WHAT IS REQUIRED:
Search the data below, and report every line in which "screenshot" occurs.

MATERIALS PROVIDED:

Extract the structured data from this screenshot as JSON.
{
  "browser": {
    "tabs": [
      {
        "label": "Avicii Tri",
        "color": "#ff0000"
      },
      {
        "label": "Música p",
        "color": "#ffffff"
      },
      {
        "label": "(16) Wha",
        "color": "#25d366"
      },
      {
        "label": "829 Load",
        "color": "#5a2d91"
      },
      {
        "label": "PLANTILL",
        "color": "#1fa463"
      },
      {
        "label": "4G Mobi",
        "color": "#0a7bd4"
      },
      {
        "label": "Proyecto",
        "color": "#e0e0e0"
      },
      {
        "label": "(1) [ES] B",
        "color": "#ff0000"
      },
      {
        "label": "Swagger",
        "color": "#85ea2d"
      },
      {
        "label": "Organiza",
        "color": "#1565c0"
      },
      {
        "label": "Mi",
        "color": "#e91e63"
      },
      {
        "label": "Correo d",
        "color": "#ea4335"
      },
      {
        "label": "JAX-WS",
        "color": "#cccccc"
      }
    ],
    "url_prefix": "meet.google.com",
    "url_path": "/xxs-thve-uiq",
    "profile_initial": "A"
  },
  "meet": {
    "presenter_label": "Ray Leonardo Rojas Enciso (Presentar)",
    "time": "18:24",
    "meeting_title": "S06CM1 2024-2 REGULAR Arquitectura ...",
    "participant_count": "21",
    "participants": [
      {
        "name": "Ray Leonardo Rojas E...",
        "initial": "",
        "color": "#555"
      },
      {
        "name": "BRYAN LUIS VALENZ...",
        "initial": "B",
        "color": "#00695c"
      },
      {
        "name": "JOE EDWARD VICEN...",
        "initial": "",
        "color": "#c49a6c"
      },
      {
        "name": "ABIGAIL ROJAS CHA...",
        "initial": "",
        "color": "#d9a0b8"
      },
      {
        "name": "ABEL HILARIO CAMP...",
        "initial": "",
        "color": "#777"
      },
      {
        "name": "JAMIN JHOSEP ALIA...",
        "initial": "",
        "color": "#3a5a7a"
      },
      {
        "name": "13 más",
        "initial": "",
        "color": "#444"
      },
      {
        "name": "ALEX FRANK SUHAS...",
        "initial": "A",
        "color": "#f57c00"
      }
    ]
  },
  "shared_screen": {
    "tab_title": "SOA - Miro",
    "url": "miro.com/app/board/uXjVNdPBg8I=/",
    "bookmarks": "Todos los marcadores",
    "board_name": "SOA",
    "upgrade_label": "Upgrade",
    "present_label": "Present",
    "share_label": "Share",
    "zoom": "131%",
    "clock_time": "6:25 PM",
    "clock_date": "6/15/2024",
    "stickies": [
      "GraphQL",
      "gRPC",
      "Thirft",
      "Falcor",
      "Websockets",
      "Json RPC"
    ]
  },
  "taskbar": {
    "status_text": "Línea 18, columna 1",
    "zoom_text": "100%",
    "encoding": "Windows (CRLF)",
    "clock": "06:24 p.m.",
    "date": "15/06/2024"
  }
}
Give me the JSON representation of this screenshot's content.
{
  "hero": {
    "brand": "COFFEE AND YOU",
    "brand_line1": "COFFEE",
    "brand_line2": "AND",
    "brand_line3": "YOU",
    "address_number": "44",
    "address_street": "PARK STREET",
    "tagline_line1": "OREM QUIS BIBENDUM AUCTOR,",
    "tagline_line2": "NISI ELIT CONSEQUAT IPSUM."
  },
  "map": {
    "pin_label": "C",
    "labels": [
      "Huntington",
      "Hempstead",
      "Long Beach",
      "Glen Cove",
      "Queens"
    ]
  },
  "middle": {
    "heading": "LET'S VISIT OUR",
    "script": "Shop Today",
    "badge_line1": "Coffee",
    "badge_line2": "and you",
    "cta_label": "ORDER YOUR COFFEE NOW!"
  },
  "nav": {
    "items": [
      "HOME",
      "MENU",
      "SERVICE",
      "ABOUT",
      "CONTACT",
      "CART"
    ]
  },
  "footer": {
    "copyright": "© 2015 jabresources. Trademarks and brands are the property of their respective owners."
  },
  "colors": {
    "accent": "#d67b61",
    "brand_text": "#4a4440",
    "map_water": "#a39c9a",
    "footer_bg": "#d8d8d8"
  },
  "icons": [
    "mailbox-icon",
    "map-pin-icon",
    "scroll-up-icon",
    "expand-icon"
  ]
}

RESULT OF THE TASK:
Extract the structured data from this screenshot as JSON.
Give me the JSON representation of this screenshot's content.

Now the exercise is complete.